In the wake of Notice 2014-7, the State of California paid for a PLR (PLR-127776-15), and it now has guidance on the applicability of section 131 to its four programs that support in-home care for disabled adults. But not every state or company can afford $30,000. For many individual caregivers, the reduced fee of $2,800 may as well be $30,000. Also, technically only the requester can rely on a PLR. The letter to the State of California posted by the IRS is redacted so the public cannot see which specific programs were at issue. If the state had not posted an unredacted version, California families would not be able to tell whether the guidance applied to their program.

The analysis in California’s PLR has uniform application to thousands of individual taxpayers. Yet in order to rely on it, each caregiver needs to request their own PLR. This is an inefficient system; the PLR is simply not the right tool for issues that have broad, relatively uniform application to third party taxpayers.

It is not clear why the 2014 guidance was so narrow in scope. While caregiver programs do vary by state, the IRS has identified principles in its FAQ that could provide a basis for broad national guidance. I hope the IRS will develop a regulation project or a broader guidance project on the difficulty of care exclusion. IRS and Treasury Department resources are stretched thin and have been for many years. However, the government should prioritize guidance for issues that have a deep impact on thousands of low-income taxpayers and that are not suitable for individual guidance through the PLR process.

Christine Speidel About Christine Speidel

Christine Speidel is Assistant Professor and Director of the Federal Tax Clinic at Villanova University Charles Widger School of Law. Prior to her appointment at Villanova she practiced law at Vermont Legal Aid, Inc. At Vermont Legal Aid Christine directed the Vermont Low-Income Taxpayer Clinic and was a staff attorney for Vermont Legal Aid's Office of the Health Care Advocate.

Comments

  1. Kenneth H. Ryesky says

    PLRs are among the species of items that technically are non-precedential. Nevertheless, I have successfully cited PLRs, TAMs, T.C. Memo opinions, and even cases from outside the applicable Circuit as “Relevant Instructional References” (RIR’s) in correspondence with the IRS. As noted in Christine’s current posting, this in no way gives the taxpayer (or practitioner) an ironclad guarantee, but it has been known to work.

    [In a life before I was with the IRS helping to collect money for the Treasury, I was spending the Treasury’s money as a Procurement Agent and Contracting Officer for the Department of Defense. One piece of ephemera that was to be found at (more than) a few bureaucrats’ desks and cubicles was a piece of paper that bore the legend “Good. Quick. Cheap. — Pick two!”].

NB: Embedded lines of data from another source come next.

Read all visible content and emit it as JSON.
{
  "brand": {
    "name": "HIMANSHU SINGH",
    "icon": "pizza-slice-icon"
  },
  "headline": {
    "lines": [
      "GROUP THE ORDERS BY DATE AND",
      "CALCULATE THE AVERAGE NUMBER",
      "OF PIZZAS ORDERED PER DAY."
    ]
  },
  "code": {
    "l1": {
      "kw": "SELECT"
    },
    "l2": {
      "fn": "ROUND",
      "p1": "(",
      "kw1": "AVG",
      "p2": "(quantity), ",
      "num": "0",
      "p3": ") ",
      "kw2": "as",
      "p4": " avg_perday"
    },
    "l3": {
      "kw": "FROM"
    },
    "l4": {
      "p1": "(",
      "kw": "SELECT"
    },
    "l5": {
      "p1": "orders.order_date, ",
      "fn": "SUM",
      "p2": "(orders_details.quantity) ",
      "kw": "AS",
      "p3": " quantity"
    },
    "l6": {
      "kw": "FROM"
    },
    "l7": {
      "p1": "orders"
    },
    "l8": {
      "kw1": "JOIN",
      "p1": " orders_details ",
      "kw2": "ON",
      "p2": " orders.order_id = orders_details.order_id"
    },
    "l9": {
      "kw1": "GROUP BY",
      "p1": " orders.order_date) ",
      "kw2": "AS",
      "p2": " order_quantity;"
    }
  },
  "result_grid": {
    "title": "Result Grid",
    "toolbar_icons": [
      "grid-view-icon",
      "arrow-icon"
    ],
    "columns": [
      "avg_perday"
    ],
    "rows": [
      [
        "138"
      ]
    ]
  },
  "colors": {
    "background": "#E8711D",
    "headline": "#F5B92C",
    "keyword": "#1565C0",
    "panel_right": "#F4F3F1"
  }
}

    • Norman Diamond says

      ‘[One piece of ephemera that was to be found at (more than) a few bureaucrats’ desks and cubicles was a piece of paper that bore the legend “Good. Quick. Cheap. — Pick two!”].’

      [Wow, it would be a very lucky engineer who would find a manager (bureaucrat) who understands that. Anyway, it’s obsolete. In modern times, on a good day you get to pick one, otherwise pick zero.]

Comment Policy: While we all have years of experience as practitioners and attorneys, and while Keith and Les have taught for many years, we think our work is better when we generate input from others. That is one of the reasons we solicit guest posts (and also because of the time it takes to write what we think are high quality posts). Involvement from others makes our site better. That is why we have kept our site open to comments.

If you want to make a public comment, you must identify yourself (using your first and last name) and register by including your email. If you do not, we will remove your comment. In a comment, if you disagree with or intend to criticize someone (such as the poster, another commenter, a party or counsel in a case), you must do so in a respectful manner. We reserve the right to delete comments. If your comment is obnoxious, mean-spirited or violates our sense of decency we will remove the comment. While you have the right to say what you want, you do not have the right to say what you want on our blog.

Speak Your Mind

*